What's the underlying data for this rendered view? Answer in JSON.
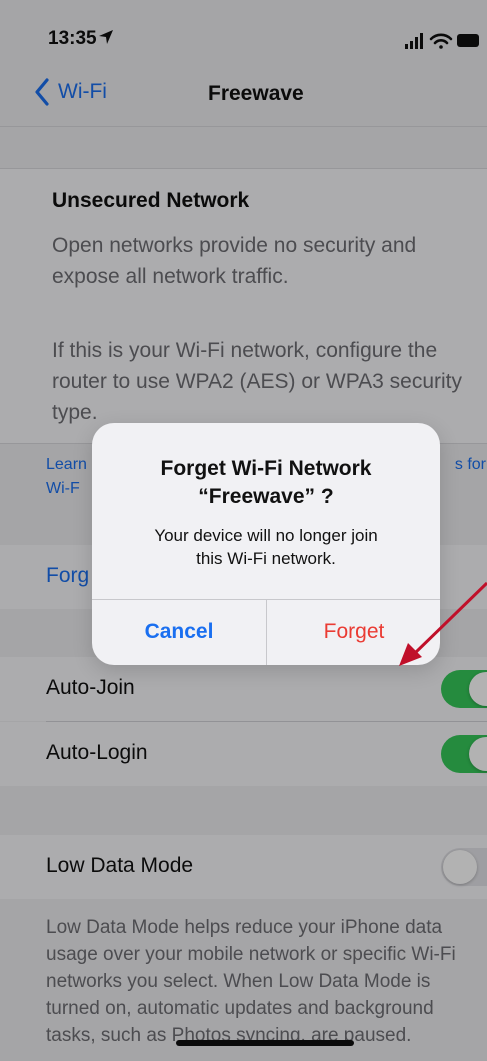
{
  "status_bar": {
    "time": "13:35",
    "location_icon": "location-arrow-icon",
    "signal_icon": "cellular-signal-icon",
    "wifi_icon": "wifi-icon",
    "battery_icon": "battery-icon"
  },
  "nav": {
    "back_label": "Wi-Fi",
    "title": "Freewave"
  },
  "security": {
    "heading": "Unsecured Network",
    "text1": "Open networks provide no security and expose all network traffic.",
    "text2": "If this is your Wi-Fi network, configure the router to use WPA2 (AES) or WPA3 security type."
  },
  "learn_more": {
    "line1_start": "Learn",
    "line1_end": "s for",
    "line2_start": "Wi-F"
  },
  "forget_row": {
    "label": "Forg"
  },
  "auto_join": {
    "label": "Auto-Join",
    "on": true
  },
  "auto_login": {
    "label": "Auto-Login",
    "on": true
  },
  "low_data": {
    "label": "Low Data Mode",
    "on": false
  },
  "low_data_note": "Low Data Mode helps reduce your iPhone data usage over your mobile network or specific Wi-Fi networks you select. When Low Data Mode is turned on, automatic updates and background tasks, such as Photos syncing, are paused.",
  "alert": {
    "title_line1": "Forget Wi-Fi Network",
    "title_line2": "“Freewave” ?",
    "message_line1": "Your device will no longer join",
    "message_line2": "this Wi-Fi network.",
    "cancel_label": "Cancel",
    "forget_label": "Forget"
  },
  "colors": {
    "accent": "#1a6ff0",
    "destructive": "#ea3b33",
    "toggle_on": "#35c759",
    "arrow": "#c0102a"
  }
}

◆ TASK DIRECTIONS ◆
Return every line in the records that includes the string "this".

◆ FINISHED TASK ◆
What's the underlying data for this rendered view? Answer in JSON.
    "text2": "If this is your Wi-Fi network, configure the router to use WPA2 (AES) or WPA3 security type."
    "message_line2": "this Wi-Fi network.",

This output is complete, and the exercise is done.